“..as a society, are we really prepared to let our children grow up this way?”
One-third of New Zealand children, or 300,000, now live below the poverty line – 45,000 more than a year ago. Unicef’s definition of child poverty in New Zealand is children living in households who earn less than 60% of the median national income – NZ$28,000 a year, or NZ$550 a week. The fact that twice as many children now live below the poverty line than did in 1984 has become New Zealand’s most shameful statistic. “We have normalised child poverty as a society – that a certain level of need in a certain part of the population is somehow OK,” said Vivien Maidaborn, executive director of Unicef New Zealand. “The empathy Kiwis are famous for has hardened. Over the last 20 years we have increasingly blamed the people needing help for the problem.

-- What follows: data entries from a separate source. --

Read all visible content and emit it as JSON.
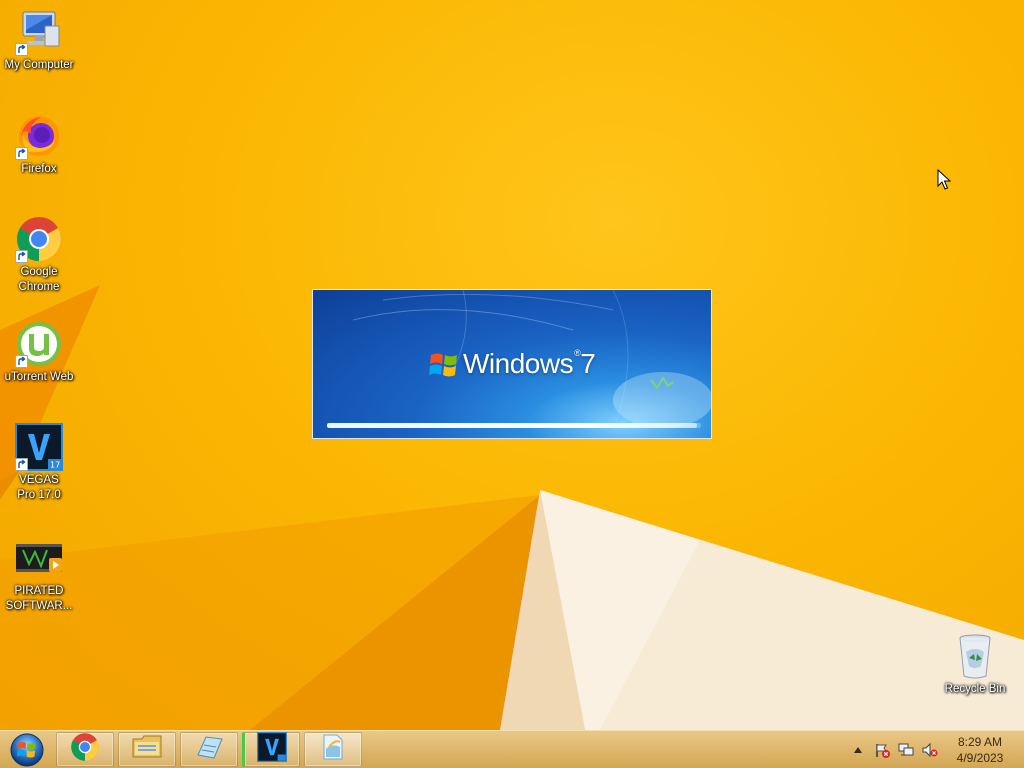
{
  "desktop": {
    "icons": [
      {
        "label": "My Computer",
        "icon": "computer-icon"
      },
      {
        "label": "Firefox",
        "icon": "firefox-icon"
      },
      {
        "label": "Google Chrome",
        "icon": "chrome-icon"
      },
      {
        "label": "uTorrent Web",
        "icon": "utorrent-icon"
      },
      {
        "label": "VEGAS Pro 17.0",
        "icon": "vegas-icon"
      },
      {
        "label": "PIRATED SOFTWAR...",
        "icon": "video-file-icon"
      },
      {
        "label": "Recycle Bin",
        "icon": "recycle-bin-icon"
      }
    ]
  },
  "splash": {
    "title": "Windows",
    "version": "7",
    "progress": 0.99
  },
  "taskbar": {
    "apps": [
      {
        "name": "Google Chrome",
        "icon": "chrome-icon"
      },
      {
        "name": "File Explorer",
        "icon": "folder-icon"
      },
      {
        "name": "Notepad",
        "icon": "notepad-icon"
      },
      {
        "name": "VEGAS Pro 17.0",
        "icon": "vegas-icon"
      },
      {
        "name": "Document",
        "icon": "document-icon"
      }
    ],
    "clock": {
      "time": "8:29 AM",
      "date": "4/9/2023"
    }
  },
  "colors": {
    "wallpaper": "#f7b300",
    "taskbar": "#dfb66c",
    "splash_blue": "#1a63c4",
    "vegas": "#1d6fb6"
  }
}
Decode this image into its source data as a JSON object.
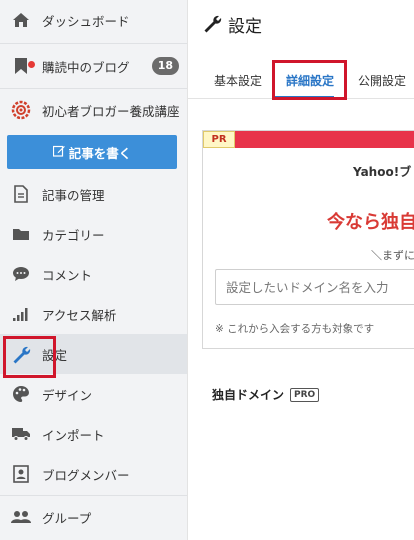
{
  "sidebar": {
    "items": [
      {
        "label": "ダッシュボード",
        "icon": "home-icon"
      },
      {
        "label": "購読中のブログ",
        "icon": "bookmark-icon",
        "badge": "18"
      },
      {
        "label": "初心者ブロガー養成講座",
        "icon": "spiral-gear-icon"
      },
      {
        "label": "記事の管理",
        "icon": "document-icon"
      },
      {
        "label": "カテゴリー",
        "icon": "folder-icon"
      },
      {
        "label": "コメント",
        "icon": "speech-bubble-icon"
      },
      {
        "label": "アクセス解析",
        "icon": "signal-bars-icon"
      },
      {
        "label": "設定",
        "icon": "wrench-icon"
      },
      {
        "label": "デザイン",
        "icon": "palette-icon"
      },
      {
        "label": "インポート",
        "icon": "truck-icon"
      },
      {
        "label": "ブログメンバー",
        "icon": "id-card-icon"
      },
      {
        "label": "グループ",
        "icon": "group-icon"
      }
    ],
    "write_button": "記事を書く"
  },
  "main": {
    "title": "設定",
    "tabs": [
      {
        "label": "基本設定"
      },
      {
        "label": "詳細設定"
      },
      {
        "label": "公開設定"
      }
    ],
    "pr": {
      "label": "PR",
      "yahoo_text": "Yahoo!ブ",
      "promo_text": "今なら独自",
      "first_text": "＼まずに",
      "input_placeholder": "設定したいドメイン名を入力",
      "note": "※ これから入会する方も対象です"
    },
    "domain": {
      "label": "独自ドメイン",
      "badge": "PRO"
    }
  },
  "colors": {
    "accent_blue": "#3c8fd9",
    "tab_active": "#2a76c6",
    "highlight_red": "#d0162b",
    "pr_bar": "#e8334a",
    "promo_red": "#d93a35"
  }
}
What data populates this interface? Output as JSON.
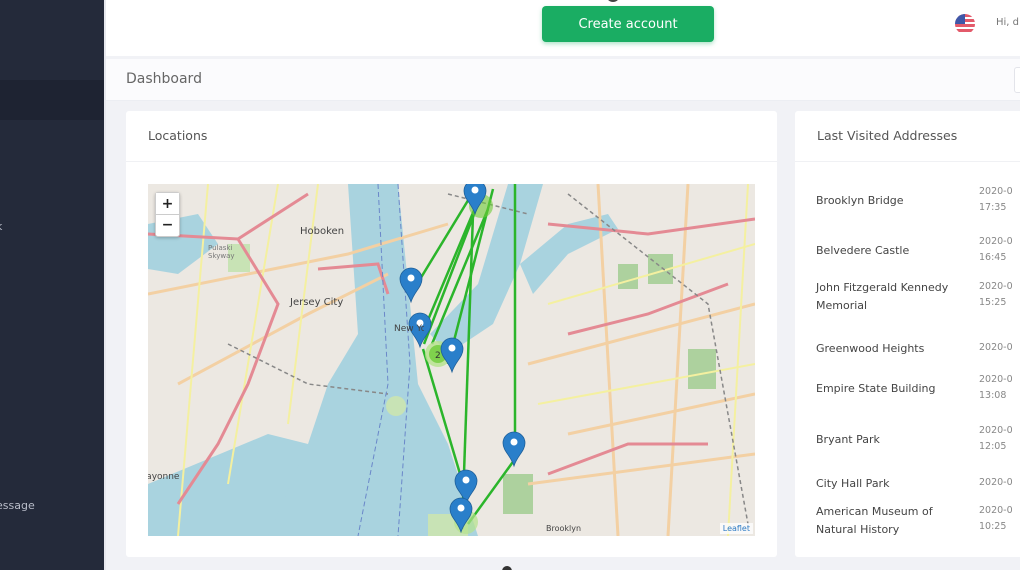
{
  "sidebar": {
    "items": [
      {
        "label": "k"
      },
      {
        "label": "essage"
      }
    ]
  },
  "topbar": {
    "create_account_label": "Create account",
    "greeting": "Hi, d",
    "flag_icon": "us-flag-icon"
  },
  "breadcrumb": {
    "title": "Dashboard"
  },
  "locations_card": {
    "title": "Locations",
    "map": {
      "zoom_in_label": "+",
      "zoom_out_label": "−",
      "attribution": "Leaflet",
      "place_labels": [
        "Hoboken",
        "Jersey City",
        "New York",
        "Brooklyn",
        "Bayonne",
        "Pulaski Skyway"
      ],
      "cluster_count": "2",
      "route_color": "#2bb52b",
      "marker_color": "#2a7fca",
      "marker_count": 7
    }
  },
  "visited_card": {
    "title": "Last Visited Addresses",
    "rows": [
      {
        "name": "Brooklyn Bridge",
        "date": "2020-0",
        "time": "17:35"
      },
      {
        "name": "Belvedere Castle",
        "date": "2020-0",
        "time": "16:45"
      },
      {
        "name": "John Fitzgerald Kennedy Memorial",
        "date": "2020-0",
        "time": "15:25"
      },
      {
        "name": "Greenwood Heights",
        "date": "2020-0",
        "time": ""
      },
      {
        "name": "Empire State Building",
        "date": "2020-0",
        "time": "13:08"
      },
      {
        "name": "Bryant Park",
        "date": "2020-0",
        "time": "12:05"
      },
      {
        "name": "City Hall Park",
        "date": "2020-0",
        "time": ""
      },
      {
        "name": "American Museum of Natural History",
        "date": "2020-0",
        "time": "10:25"
      }
    ]
  }
}
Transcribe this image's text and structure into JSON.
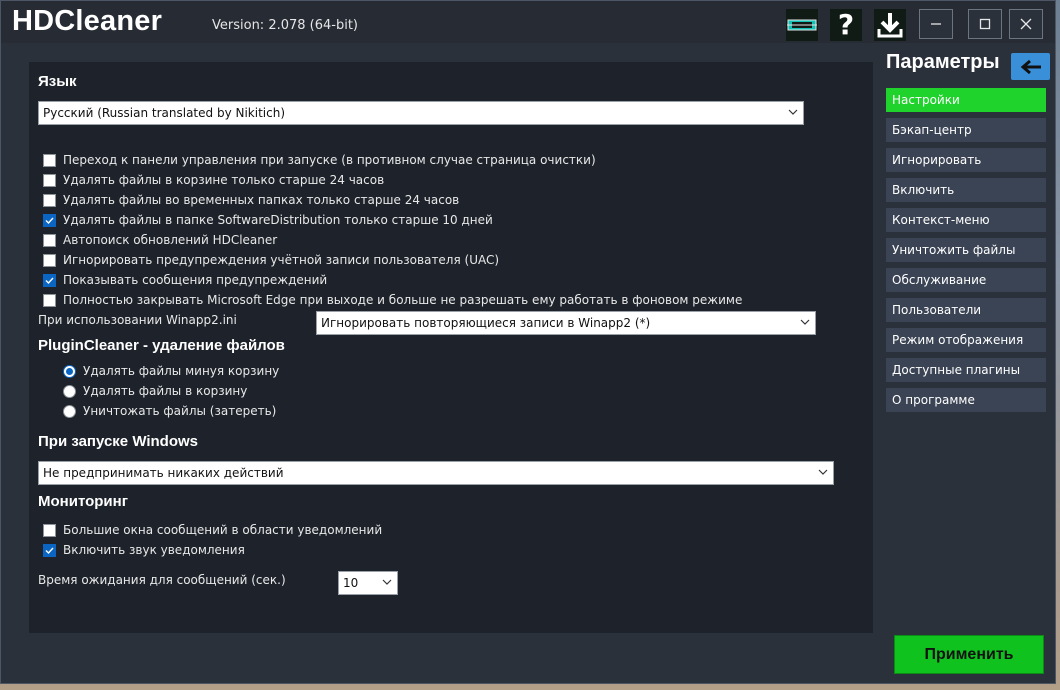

“If you can’t afford your children to have breakfast, you’re a bad budgeter. If you aren’t working you’re lazy. But our subconscious beliefs about some people ‘deserving’ poverty because of poor life choices no longer apply in today’s environment. We have to ask ourselves as a society, are we really prepared to let our children grow up this way?” For a third of New Zealand children the Kiwi dream of home ownership, stable employment and education is just that – a dream. For poor children in the developed South Pacific nation of 4.5 million illnesses associated with chronic poverty are common, including third world rates of rheumatic fever (virtually unknown by doctors in comparable countries like Canada and the UK), and respiratory illnesses.